High school students in Karratha and Roebourne were able to gain an insight into university life and careers in STEM when a team from The University of Western Australia visited the region last week.
With women making up just 16 per cent of Australia’s STEM-skilled workforce and only 10 per cent of people in the Pilbara completing a Bachelor degree or higher (compared to 20.5 per cent in the Perth metropolitan area), the visit aimed to engage students and raise awareness of the opportunities available at university.
The program is an initiative of two equity programs at UWA - Aspire UWA and Girls in Engineering – which carry out workshops to increase university aspirations, in particular STEM courses, for high school students.
During the visits, school students took part in activities including working within budget constraints to optimise food, housing, energy and population growth, and measured teeth of the Megalodon, an extinct species of big toothed shark that lived millions of years ago, to determine the beast’s size.
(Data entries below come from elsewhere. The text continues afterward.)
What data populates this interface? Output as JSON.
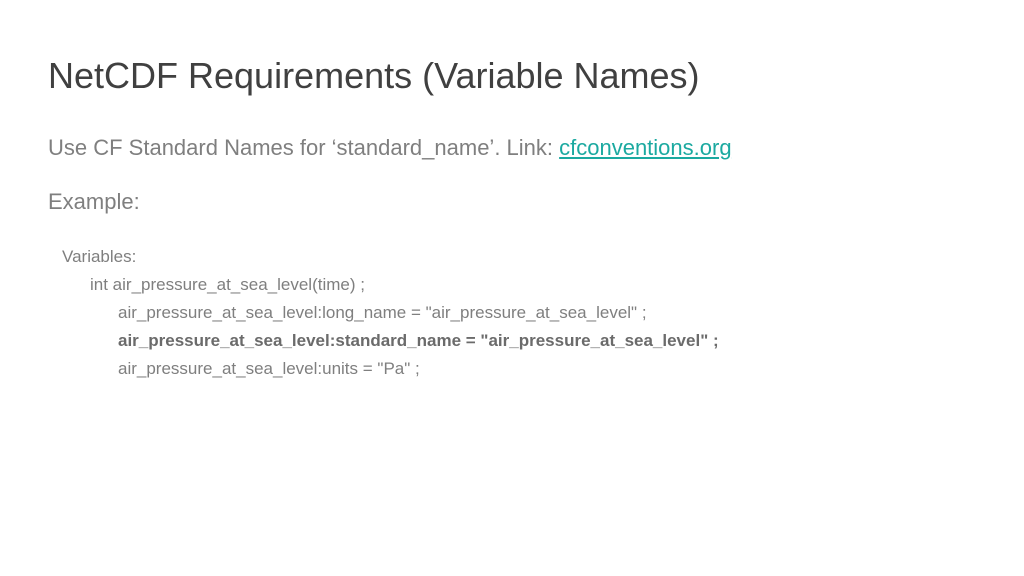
{
  "title": "NetCDF Requirements (Variable Names)",
  "subtitle_prefix": "Use CF Standard Names for ‘standard_name’. Link: ",
  "link_text": "cfconventions.org",
  "example_label": "Example:",
  "code": {
    "line0": "Variables:",
    "line1": "int air_pressure_at_sea_level(time) ;",
    "line2": "air_pressure_at_sea_level:long_name = \"air_pressure_at_sea_level\" ;",
    "line3": "air_pressure_at_sea_level:standard_name =  \"air_pressure_at_sea_level\" ;",
    "line4": "air_pressure_at_sea_level:units = \"Pa\" ;"
  }
}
The activities were designed to teach students how STEM professionals solve complex problems.
UWA Manager Student Equity Tara Broadhurst said although progress was being made, there was still a lack of understanding among many high school students about STEM and the career pathways it could lead to, so raising awareness was important.
“There are many barriers preventing school students from considering science and engineering jobs and still a large under representation of women.”Tara Broadhurst
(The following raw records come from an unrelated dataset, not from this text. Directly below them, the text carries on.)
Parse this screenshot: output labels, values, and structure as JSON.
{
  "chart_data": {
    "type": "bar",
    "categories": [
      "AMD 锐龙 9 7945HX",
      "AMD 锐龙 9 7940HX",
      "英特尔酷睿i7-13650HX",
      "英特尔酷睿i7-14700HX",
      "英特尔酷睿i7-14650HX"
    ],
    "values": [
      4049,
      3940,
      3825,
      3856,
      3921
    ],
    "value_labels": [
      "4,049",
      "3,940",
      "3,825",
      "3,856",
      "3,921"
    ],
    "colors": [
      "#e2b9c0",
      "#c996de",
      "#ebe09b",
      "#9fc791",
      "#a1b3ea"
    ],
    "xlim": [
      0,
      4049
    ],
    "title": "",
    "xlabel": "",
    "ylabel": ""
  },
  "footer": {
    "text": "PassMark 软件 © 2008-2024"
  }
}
“Some of these include stereotypes that start at a young age about who is best suited to the field. There is still unfortunately the belief that STEM is a field better suited to men, which inhibits women considering a career in the field.
“With lack of women working in STEM, there are less role models for young women, so this cements stereotypes in the field.
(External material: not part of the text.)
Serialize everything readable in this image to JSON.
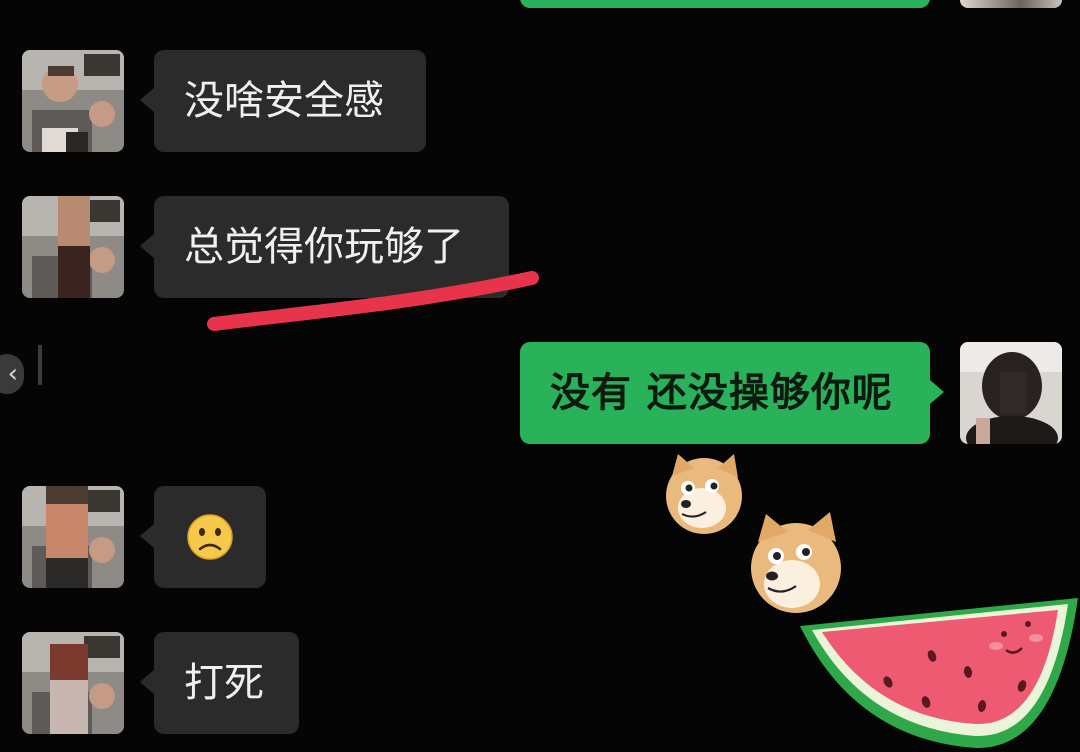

“There is also a lack of understanding about what careers are available in STEM fields – the career options are growing and continue to grow with the rapid changes in technology. For example, when students think of working as an engineer, they often don’t consider areas like biomedical engineering.”
For more information about student equity initiatives is available at UWA, visit the UWA student equity website.